### MATERIAL SUPPLIED

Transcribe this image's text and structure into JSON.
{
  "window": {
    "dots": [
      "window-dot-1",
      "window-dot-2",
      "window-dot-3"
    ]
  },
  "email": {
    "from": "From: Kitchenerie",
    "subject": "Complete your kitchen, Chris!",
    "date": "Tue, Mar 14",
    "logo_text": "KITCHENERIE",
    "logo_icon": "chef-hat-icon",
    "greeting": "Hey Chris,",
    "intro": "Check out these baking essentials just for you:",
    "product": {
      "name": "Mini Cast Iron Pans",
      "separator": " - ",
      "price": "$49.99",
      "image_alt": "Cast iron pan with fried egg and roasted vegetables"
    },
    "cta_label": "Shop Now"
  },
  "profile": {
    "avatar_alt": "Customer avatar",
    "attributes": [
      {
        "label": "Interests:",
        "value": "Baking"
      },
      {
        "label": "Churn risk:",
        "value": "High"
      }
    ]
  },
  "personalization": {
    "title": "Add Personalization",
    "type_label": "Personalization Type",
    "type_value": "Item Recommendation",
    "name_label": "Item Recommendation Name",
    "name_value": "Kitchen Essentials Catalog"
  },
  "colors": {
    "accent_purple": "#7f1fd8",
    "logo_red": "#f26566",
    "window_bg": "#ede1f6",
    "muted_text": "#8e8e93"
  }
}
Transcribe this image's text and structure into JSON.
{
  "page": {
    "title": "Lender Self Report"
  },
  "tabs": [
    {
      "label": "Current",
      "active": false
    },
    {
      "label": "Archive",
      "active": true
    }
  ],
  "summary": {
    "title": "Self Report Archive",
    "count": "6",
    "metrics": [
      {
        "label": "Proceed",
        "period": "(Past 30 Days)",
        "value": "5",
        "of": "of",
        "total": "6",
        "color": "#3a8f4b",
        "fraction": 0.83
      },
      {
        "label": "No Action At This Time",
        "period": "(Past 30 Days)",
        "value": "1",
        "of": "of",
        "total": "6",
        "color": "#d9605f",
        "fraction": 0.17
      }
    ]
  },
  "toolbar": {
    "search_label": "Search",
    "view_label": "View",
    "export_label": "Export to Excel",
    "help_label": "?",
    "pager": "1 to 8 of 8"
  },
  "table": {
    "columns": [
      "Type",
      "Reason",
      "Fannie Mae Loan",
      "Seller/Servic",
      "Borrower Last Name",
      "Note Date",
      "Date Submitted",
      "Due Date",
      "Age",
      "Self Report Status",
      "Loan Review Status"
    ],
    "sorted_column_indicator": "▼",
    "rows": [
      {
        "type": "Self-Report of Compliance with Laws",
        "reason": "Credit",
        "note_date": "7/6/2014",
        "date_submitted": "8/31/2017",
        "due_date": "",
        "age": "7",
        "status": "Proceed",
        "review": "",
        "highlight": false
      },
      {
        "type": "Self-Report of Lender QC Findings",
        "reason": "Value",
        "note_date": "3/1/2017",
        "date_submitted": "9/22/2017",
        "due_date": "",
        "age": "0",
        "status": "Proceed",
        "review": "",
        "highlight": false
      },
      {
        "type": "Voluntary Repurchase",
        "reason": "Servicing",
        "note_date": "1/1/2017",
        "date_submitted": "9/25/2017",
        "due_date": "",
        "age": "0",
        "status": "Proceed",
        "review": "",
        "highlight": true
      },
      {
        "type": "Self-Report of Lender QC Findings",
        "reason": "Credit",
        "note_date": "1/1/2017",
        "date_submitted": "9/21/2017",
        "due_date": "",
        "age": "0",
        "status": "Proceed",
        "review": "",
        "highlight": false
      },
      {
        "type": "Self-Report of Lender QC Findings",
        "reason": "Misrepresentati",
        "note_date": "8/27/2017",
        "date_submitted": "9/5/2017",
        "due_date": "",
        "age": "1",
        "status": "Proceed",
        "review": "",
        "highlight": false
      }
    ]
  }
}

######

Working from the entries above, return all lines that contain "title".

    "title": "Add Personalization",
    "title": "Lender Self Report"
    "title": "Self Report Archive",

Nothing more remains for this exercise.